These kind of hyped stories about breast implants inevitably generate questions from patients in the week or two after they break. They're also siezed upon by activists in the breast implant debate as a priori evidence that implants are evil, predictably generating a slew of implausible theories about how breast implants must be causing ______ (cancer, autoimmune disease, suicide, global warming, etc.....)
In the July Annals of Plastic Surgery published a Swedish study titled, "Excess Mortality From Suicide and Other External Causes of Death Among Women With Cosmetic Breast Implants". Almost 3,527 women out of Sweden were followed from as far as forty plus years ago (1965-1993), and what was observed was that there's an increased risk of suicide in women, especially 10 years after the implant surgery.
How big are the numbers we're talking about? Of 175 deaths among study participants, 24 were suicides which was something like twice the expected 12 if you assume that this group was similar to the population as a whole. However, this group of patients is clearly NOT representative of the larger pool of women for risk factors for suicide.
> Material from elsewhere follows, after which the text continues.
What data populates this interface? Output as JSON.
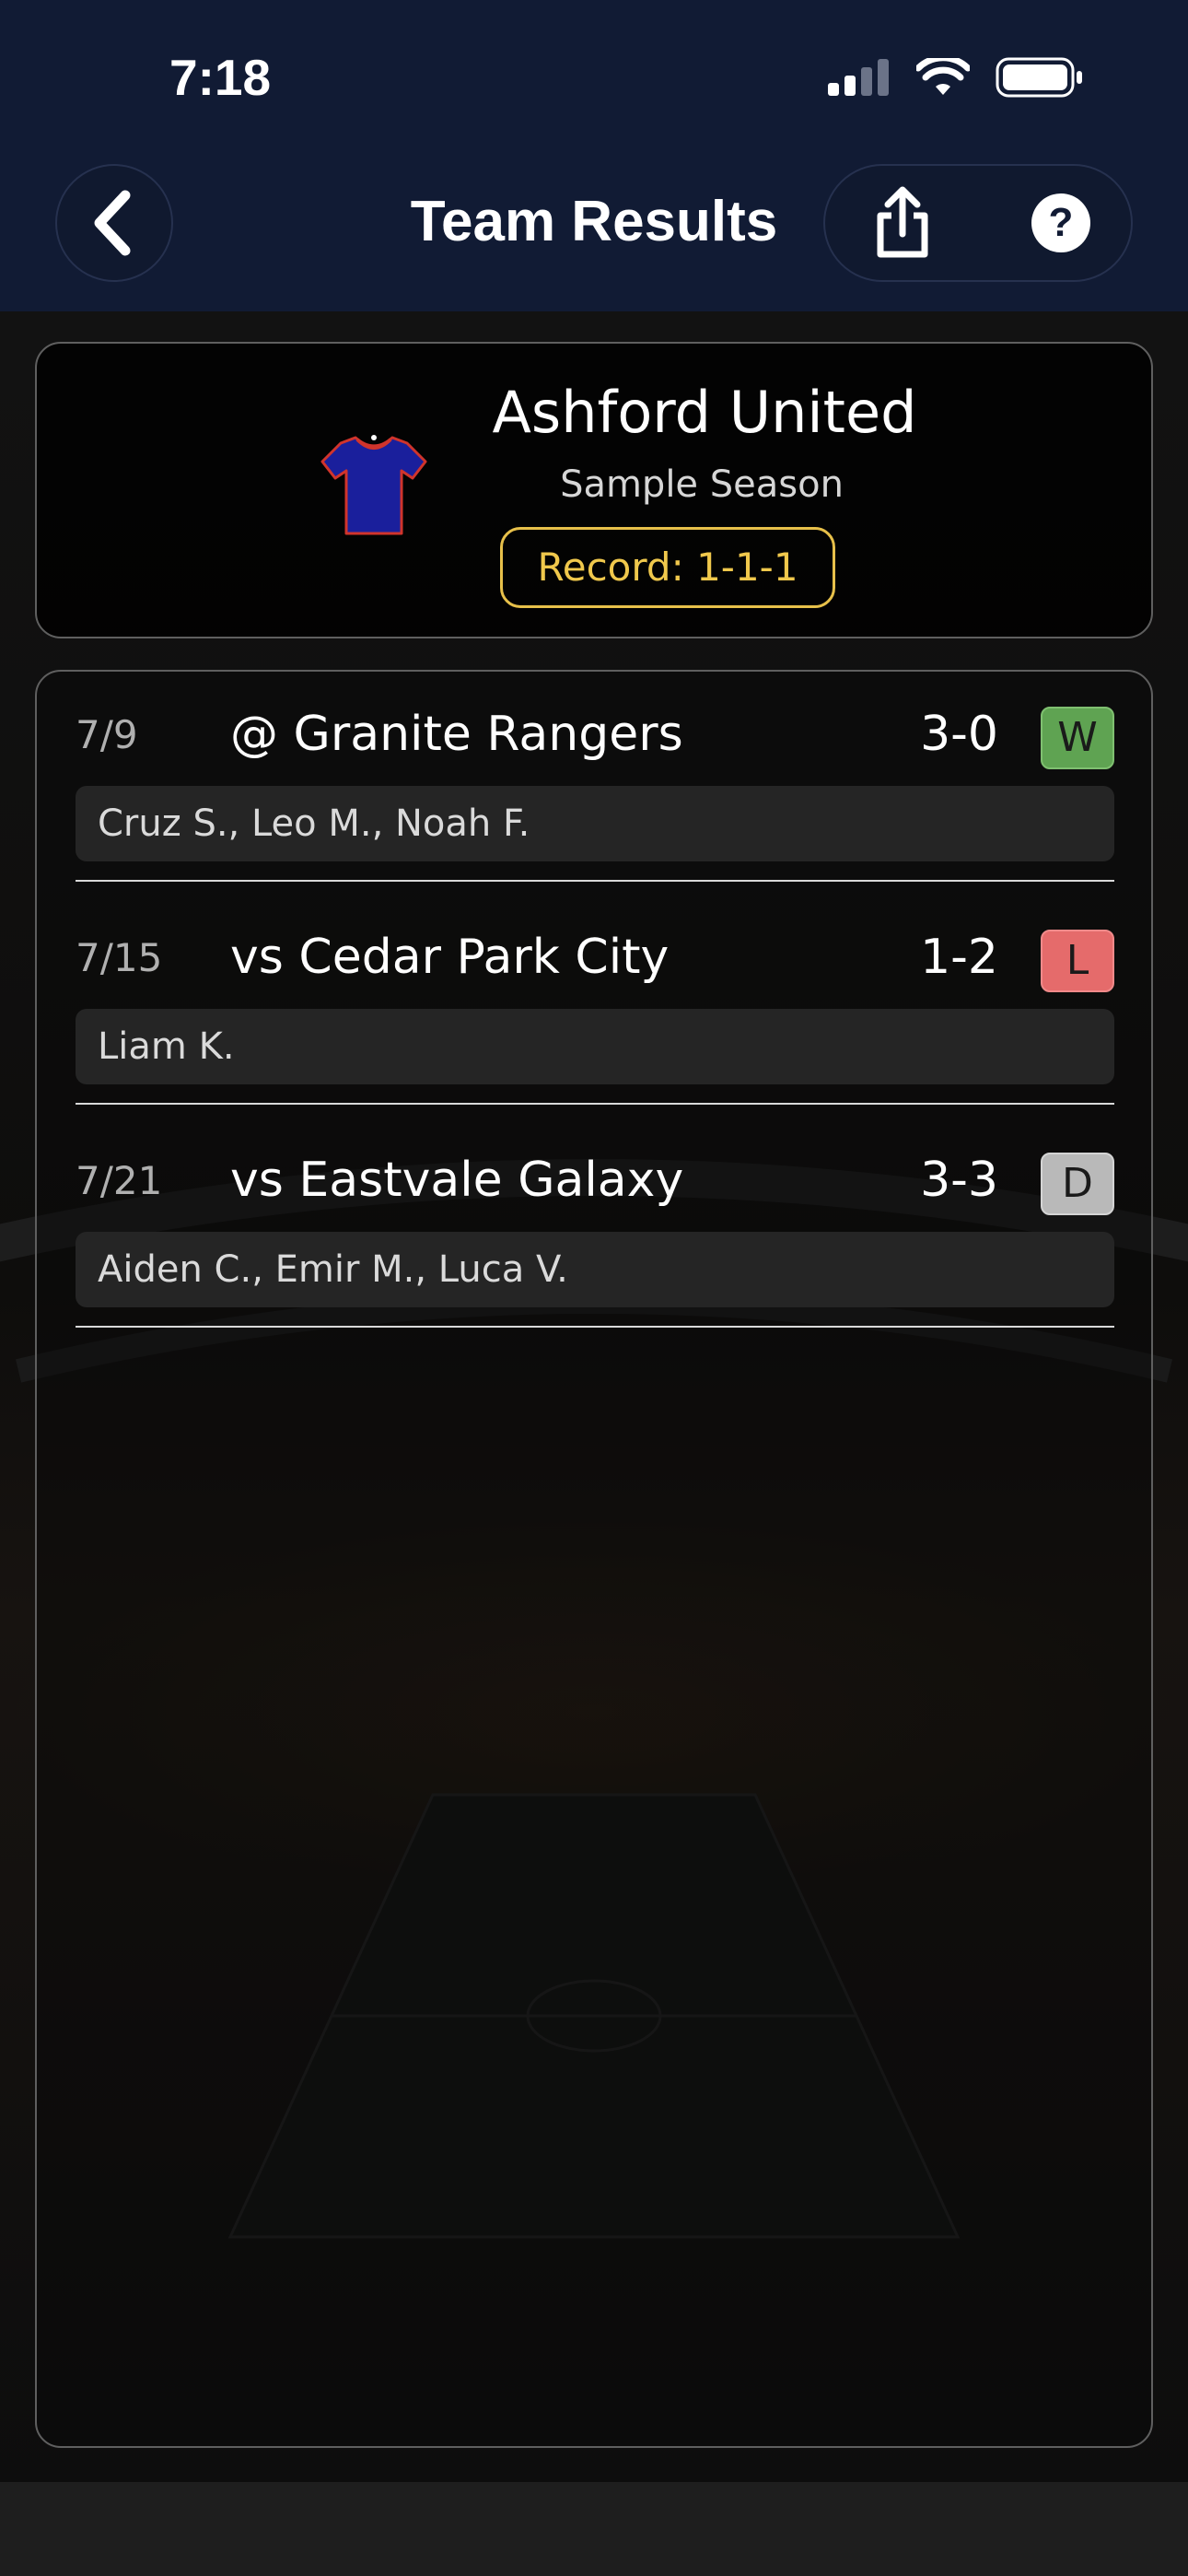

In fact, one researcher working "backwards" from suicide rates towards known risk factors suggested that in fact an expected 5x increase in suicide rates should have been observed and speculated that the surgery had actually lowered observed rates of suicide. I don't buy that neccessarily, but it's an interesting hypothesis.
So what are the problems with trying too read much into this if you're asserting some causal relationship?
- The group of patients and cultural norms in 2007 are arguably different from a group of patients nearly 30-40 years ago. As surgery has become more "democratized" (ie. more people can afford it) and plastic surgery is more mainstream, I'd bet you'll see a dilution effect somewhat down the line as the % of high risk patients shrinks relative to the numbers undergoing the procedure.
- These databases from (mostly) western Europe don't include patients who were implanted for breast cancer reconstruction or who had surgery done by non plastic surgeons. We have not observed increased rates of suicides in implant breast reconstructions.
- The largest one of these kind of studies saw differences in suicide rate disappear when the control group was other cosmetic surgery patients rather then the population as a whole.
- Several dozen large studies have failed to establish any clear mechanism for breast implants causing systemic disease. The United States, Canada, Great Britain, and the European Union have all reaffirmed their positions on this in the last 18 months.
- These studies weren't designed to prospectively study suicide rates and offer few clues as to the nature of the relationship between breast implants and suicide.
Like several other studies in this area, they found problems with an increased number of women who were substance abusers, alcoholics and had underlying depression. In fact, they found almost a 3x greater rate of deaths attributed to alcohol or substance abuse, or attributed to accidents or injuries that could have been associated with alcohol or drug use.
What's a plausible "wild card" in the mix? Body dysmorphic disorder (BDD). Defined as a preoccupation with a slight or imagined defect in appearance that leads to significant psychological distress, BDD has been found in up to 5%–15% of all cosmetic surgery patients. These patients bring rates of suicidal ideation and suicide attempts that are 10x higher (or more) to the table.Meredith Vieira discussed the study on the Today show last week with NBC's chief medical editor Dr. Nancy Snyderman who had an excellent summary of this study and how it's applied in day to day practice,
"Now, is this great science? No. Is there sort of an implied link? Maybe. But I don't think this is an indictment of plastic surgery and certainly not breast implants. It may be that if you'd roll back to the '60s when doctors really started doing a lot of these, they weren't screening patients so well. And if a woman has unrealistic expectations or she's psychiatrically not sound, she's not a good surgical candidate. And I think in 2007, you'll have doctors screen plastic surgery patients much differently than they did 30 or 40 years ago...
Good surgeons say no because they don't want problem patients on the back end. If you have a patient with unrealistic expectations, you're going to have a patient who will be unhappy with you forever and ever. And no surgical fee is worth that. So you look at the good--the good plastic surgeons, they're always trying to get the temperature of patients and what they expect, and they'll tell patients no"